## WHAT IS EXPECTED
Search the records for the string "JSON", and show each line where it appears.

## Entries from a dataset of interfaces

[Start of section]

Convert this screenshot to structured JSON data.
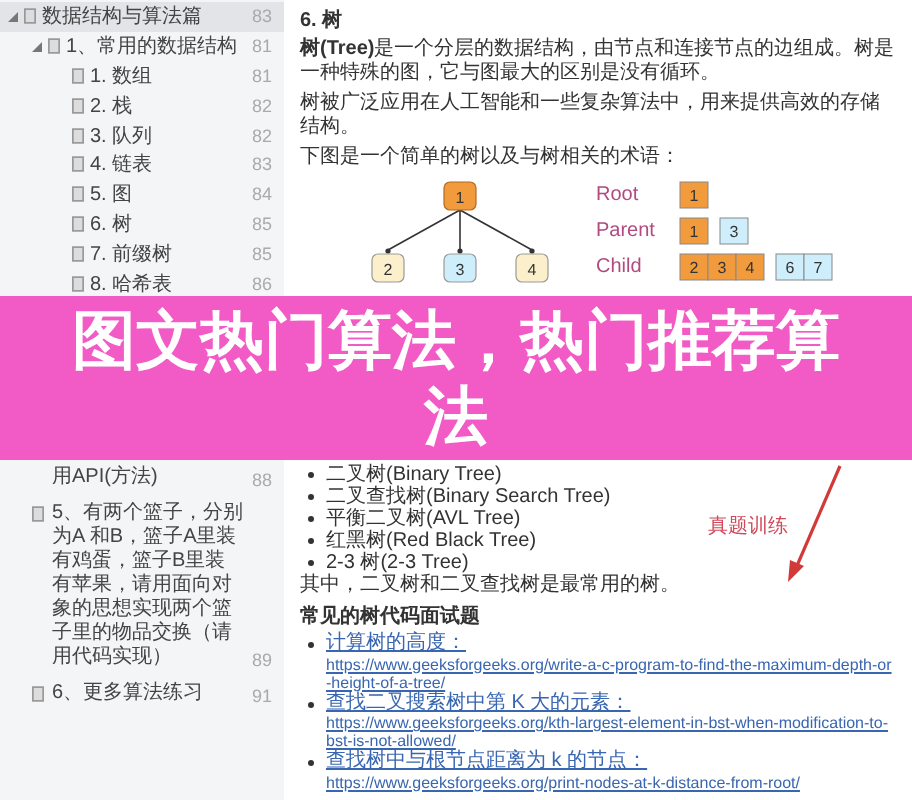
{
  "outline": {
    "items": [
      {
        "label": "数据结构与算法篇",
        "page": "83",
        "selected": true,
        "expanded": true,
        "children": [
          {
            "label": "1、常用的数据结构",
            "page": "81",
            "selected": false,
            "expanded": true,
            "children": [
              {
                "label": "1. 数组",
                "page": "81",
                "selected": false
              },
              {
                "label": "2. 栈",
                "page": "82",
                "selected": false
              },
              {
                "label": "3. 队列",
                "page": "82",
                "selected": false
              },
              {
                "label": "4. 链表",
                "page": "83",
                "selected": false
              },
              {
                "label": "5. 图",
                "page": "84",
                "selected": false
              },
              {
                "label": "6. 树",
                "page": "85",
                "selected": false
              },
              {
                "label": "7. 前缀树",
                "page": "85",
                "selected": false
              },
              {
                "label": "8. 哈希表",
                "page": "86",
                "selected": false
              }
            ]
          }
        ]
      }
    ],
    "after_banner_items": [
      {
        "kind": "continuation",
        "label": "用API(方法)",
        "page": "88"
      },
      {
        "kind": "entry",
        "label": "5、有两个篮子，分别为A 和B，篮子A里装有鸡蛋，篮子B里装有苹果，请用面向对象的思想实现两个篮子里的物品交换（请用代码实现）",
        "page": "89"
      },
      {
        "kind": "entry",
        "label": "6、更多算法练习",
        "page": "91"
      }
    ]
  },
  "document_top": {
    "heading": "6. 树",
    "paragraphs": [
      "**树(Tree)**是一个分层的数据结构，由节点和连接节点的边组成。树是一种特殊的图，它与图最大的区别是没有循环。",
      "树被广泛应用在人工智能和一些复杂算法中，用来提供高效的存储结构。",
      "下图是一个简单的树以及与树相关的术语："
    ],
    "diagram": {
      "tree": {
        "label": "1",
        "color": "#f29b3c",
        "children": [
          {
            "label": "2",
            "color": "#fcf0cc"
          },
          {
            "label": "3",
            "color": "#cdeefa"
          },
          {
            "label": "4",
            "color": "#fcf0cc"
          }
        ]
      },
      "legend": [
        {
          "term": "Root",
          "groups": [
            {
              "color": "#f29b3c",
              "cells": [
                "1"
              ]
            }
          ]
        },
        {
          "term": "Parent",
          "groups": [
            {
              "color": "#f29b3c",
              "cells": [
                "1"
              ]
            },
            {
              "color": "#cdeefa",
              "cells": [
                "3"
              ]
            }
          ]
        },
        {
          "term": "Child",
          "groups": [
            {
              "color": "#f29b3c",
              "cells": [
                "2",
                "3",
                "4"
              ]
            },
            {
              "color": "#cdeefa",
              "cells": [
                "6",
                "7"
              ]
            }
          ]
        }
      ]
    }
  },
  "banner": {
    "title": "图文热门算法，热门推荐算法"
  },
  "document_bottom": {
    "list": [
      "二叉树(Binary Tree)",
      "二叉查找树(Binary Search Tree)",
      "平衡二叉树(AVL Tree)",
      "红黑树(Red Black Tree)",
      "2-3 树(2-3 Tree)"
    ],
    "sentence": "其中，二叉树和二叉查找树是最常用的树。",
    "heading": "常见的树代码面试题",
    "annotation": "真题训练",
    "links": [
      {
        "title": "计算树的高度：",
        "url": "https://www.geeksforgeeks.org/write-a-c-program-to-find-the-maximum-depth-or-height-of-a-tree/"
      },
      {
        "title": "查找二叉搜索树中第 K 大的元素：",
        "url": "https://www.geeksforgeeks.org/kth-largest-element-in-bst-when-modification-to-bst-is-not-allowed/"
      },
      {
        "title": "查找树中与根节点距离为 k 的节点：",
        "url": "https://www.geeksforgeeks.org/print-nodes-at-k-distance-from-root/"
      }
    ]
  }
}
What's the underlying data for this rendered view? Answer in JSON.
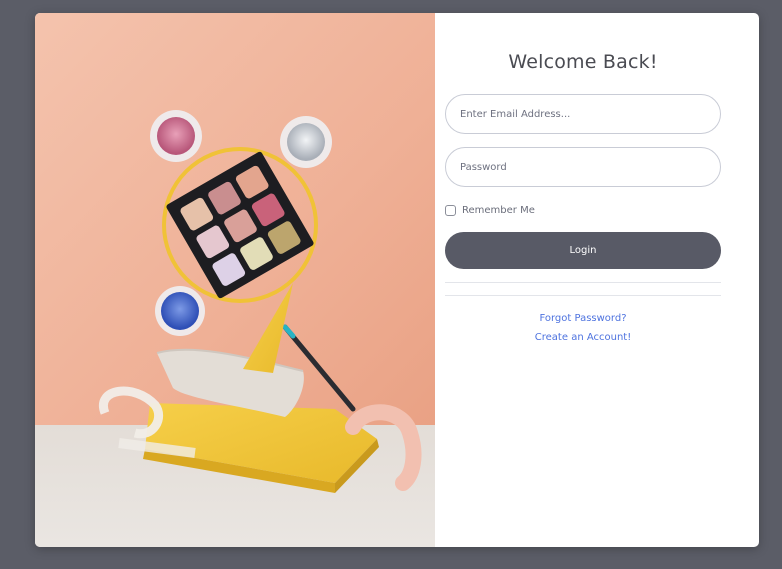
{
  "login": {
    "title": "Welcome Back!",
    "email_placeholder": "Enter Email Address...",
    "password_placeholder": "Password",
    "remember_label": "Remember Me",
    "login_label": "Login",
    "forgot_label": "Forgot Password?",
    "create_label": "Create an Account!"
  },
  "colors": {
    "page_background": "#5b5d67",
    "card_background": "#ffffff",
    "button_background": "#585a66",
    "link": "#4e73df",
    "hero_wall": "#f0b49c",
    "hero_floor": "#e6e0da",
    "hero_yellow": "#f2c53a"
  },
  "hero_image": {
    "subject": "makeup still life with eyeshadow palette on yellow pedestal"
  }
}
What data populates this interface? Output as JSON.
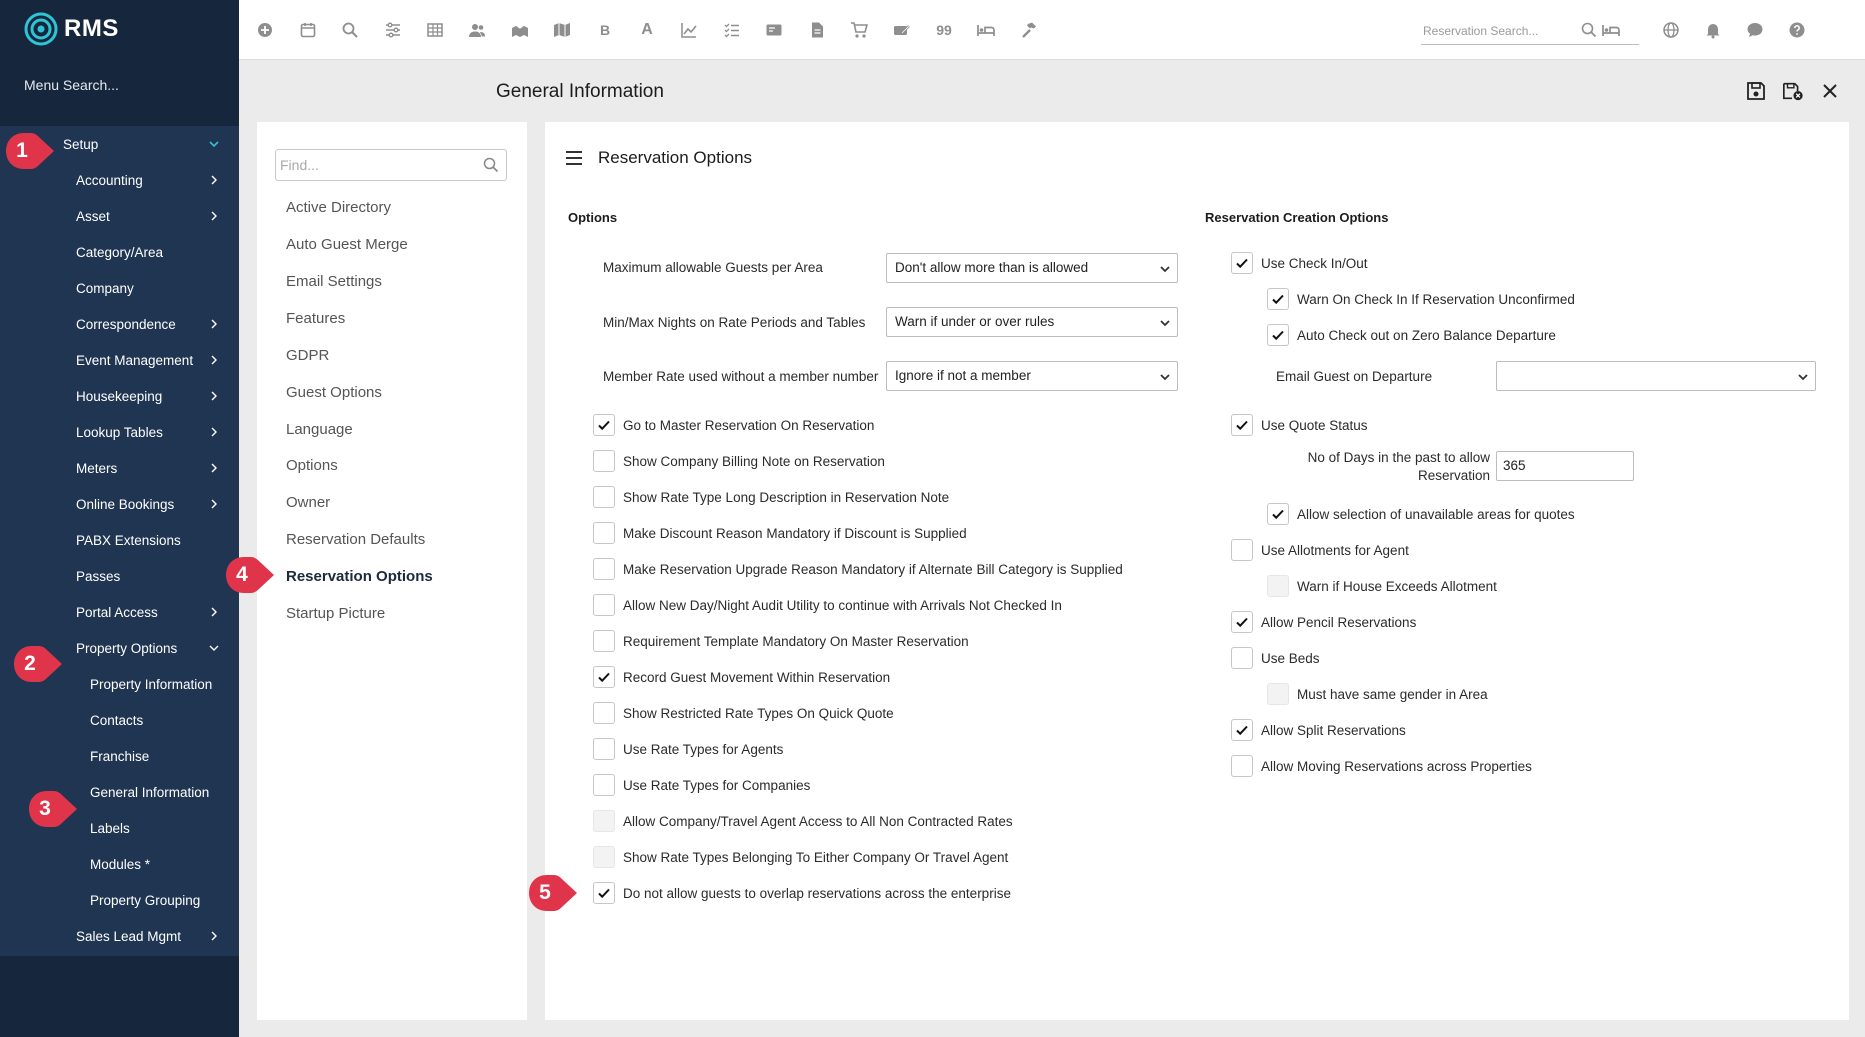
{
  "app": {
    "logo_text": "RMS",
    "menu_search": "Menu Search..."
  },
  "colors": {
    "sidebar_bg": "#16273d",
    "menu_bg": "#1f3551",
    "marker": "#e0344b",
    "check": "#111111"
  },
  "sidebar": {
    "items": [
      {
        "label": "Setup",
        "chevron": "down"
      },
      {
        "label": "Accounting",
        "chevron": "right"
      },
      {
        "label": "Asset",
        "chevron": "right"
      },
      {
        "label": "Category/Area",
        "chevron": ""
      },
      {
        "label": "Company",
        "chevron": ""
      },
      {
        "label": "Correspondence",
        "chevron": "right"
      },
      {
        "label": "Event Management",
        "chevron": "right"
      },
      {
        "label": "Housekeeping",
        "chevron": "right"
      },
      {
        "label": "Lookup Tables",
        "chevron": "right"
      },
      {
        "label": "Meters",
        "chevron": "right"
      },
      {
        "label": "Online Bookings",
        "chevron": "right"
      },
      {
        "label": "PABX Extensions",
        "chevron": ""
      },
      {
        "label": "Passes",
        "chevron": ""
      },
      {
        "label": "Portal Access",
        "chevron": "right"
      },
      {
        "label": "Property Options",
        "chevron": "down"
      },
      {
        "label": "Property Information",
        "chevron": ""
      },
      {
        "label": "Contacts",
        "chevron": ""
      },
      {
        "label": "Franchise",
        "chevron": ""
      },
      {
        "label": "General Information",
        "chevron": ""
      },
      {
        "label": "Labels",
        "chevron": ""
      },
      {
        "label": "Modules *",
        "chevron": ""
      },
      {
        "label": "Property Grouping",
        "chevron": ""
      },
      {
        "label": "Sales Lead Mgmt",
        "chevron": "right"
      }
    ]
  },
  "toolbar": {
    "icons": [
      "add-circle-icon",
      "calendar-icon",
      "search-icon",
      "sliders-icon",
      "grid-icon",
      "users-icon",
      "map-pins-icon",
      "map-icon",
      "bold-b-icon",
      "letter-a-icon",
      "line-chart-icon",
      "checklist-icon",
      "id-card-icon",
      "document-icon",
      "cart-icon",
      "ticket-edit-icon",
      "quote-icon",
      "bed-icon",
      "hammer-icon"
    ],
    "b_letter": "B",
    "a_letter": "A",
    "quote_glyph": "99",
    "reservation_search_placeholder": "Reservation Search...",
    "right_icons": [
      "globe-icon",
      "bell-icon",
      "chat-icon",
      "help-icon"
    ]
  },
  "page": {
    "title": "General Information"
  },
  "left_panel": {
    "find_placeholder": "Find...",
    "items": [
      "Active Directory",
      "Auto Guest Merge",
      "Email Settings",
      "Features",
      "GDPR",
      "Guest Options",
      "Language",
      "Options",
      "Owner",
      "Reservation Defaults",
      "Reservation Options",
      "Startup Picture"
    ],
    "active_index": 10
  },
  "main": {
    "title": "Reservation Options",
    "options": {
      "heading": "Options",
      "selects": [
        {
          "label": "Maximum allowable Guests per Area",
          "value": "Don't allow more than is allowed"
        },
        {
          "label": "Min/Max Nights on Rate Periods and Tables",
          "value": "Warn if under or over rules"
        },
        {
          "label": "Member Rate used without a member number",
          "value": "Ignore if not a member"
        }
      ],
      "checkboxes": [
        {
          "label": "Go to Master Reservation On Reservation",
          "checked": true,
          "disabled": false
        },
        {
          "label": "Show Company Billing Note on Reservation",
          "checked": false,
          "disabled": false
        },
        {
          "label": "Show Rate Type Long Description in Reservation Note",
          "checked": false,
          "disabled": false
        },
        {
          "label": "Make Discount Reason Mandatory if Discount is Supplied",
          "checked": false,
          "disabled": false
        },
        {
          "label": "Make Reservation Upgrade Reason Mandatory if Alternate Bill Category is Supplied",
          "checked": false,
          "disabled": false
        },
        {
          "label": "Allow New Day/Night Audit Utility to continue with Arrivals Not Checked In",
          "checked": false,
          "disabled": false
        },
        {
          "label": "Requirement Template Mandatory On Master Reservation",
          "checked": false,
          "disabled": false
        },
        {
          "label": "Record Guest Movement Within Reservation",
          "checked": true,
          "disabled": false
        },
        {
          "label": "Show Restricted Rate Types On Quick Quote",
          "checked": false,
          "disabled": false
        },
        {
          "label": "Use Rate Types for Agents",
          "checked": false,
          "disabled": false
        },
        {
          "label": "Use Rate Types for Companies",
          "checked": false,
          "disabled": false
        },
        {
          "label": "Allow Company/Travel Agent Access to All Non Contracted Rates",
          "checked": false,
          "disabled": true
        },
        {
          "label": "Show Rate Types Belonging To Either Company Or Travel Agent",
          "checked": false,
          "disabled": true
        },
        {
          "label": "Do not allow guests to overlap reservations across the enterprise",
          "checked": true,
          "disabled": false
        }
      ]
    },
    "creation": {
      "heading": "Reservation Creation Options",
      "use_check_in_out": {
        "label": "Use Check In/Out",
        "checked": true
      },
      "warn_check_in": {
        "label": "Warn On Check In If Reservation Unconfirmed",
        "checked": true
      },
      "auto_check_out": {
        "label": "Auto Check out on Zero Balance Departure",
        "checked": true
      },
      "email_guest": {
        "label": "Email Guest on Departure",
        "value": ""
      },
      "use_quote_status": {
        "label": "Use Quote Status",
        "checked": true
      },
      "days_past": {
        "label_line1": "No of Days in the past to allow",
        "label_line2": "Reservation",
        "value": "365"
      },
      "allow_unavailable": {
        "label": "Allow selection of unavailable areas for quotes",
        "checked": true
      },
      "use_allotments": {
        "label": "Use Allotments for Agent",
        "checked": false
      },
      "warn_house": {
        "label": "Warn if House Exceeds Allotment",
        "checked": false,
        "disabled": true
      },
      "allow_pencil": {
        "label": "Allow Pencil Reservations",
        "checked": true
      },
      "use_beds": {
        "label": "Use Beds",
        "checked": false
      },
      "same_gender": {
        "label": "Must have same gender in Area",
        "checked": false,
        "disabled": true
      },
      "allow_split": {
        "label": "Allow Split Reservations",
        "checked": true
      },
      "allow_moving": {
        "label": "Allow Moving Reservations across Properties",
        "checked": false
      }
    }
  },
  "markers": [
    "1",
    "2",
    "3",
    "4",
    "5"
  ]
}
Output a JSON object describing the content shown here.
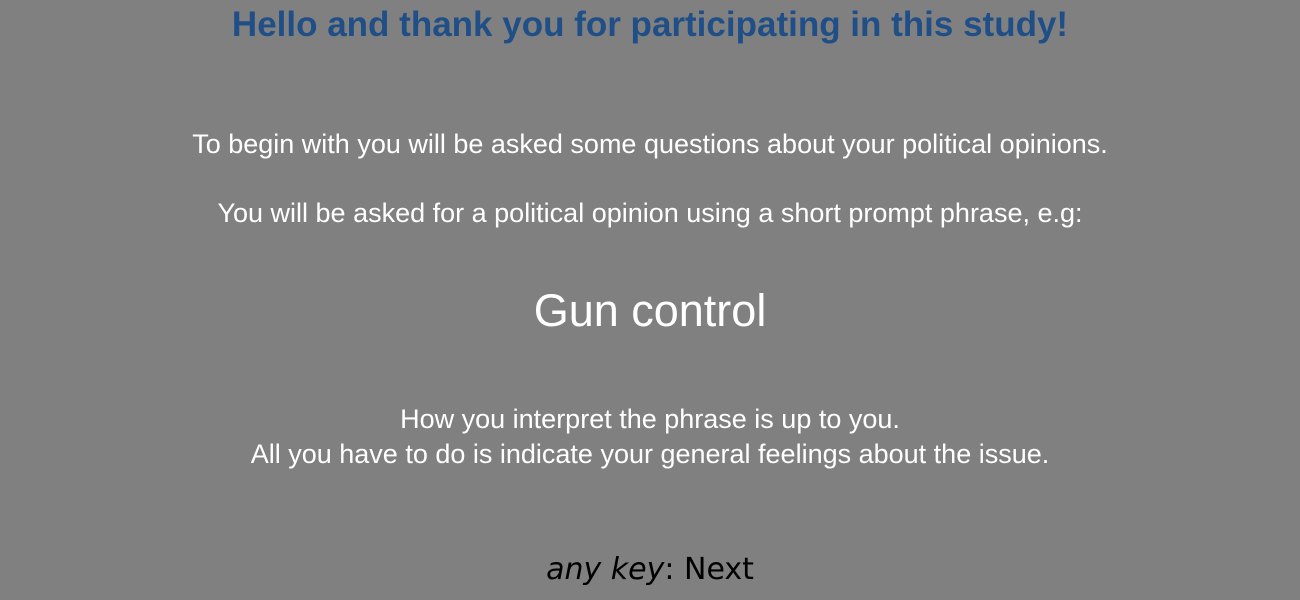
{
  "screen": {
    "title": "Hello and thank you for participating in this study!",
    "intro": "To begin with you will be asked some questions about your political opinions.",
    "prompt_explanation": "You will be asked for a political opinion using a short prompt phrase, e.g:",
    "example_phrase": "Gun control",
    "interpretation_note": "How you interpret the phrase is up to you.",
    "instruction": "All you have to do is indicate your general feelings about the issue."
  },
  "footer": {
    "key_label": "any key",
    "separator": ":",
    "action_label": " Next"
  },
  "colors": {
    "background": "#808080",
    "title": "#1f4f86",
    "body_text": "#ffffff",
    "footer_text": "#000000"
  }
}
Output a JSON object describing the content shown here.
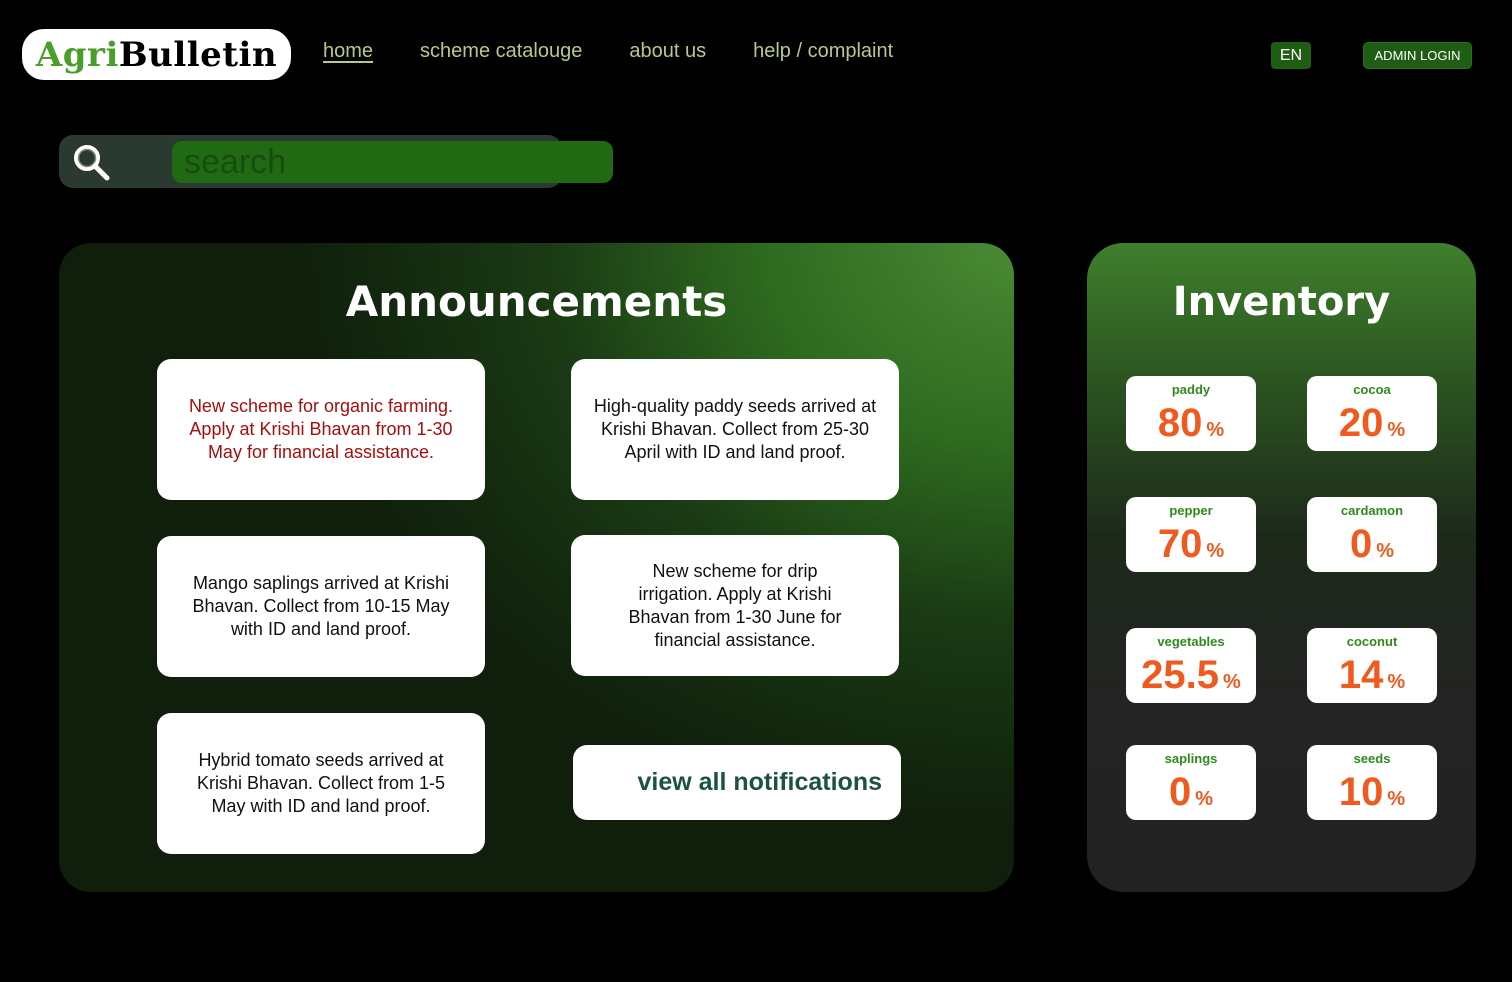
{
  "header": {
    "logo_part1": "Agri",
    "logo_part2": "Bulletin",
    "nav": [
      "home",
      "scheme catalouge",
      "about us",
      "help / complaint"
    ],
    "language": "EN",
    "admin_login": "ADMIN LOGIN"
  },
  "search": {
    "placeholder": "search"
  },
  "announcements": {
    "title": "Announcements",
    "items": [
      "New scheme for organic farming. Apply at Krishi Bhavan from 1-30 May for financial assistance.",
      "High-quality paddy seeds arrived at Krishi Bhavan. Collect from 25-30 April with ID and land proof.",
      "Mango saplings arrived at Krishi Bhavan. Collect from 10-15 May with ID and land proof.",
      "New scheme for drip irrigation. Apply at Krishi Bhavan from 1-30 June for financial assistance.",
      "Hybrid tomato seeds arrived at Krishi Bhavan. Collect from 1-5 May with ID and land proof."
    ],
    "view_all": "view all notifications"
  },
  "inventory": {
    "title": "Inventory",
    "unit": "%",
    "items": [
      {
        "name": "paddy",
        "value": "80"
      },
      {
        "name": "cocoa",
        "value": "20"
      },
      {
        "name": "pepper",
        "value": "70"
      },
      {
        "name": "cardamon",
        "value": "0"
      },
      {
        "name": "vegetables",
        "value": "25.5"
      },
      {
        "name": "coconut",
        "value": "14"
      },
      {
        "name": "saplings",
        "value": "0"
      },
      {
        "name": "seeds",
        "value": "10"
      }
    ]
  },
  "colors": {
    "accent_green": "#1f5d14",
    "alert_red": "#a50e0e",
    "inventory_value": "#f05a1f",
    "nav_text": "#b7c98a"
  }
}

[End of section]

## OUTPUT
Convert this screenshot to structured JSON data.
What's the underlying data for this rendered view? Answer in JSON.
What data populates this interface? Output as JSON.
Output a JSON object describing the content shown here.
Output a JSON object describing the content shown here.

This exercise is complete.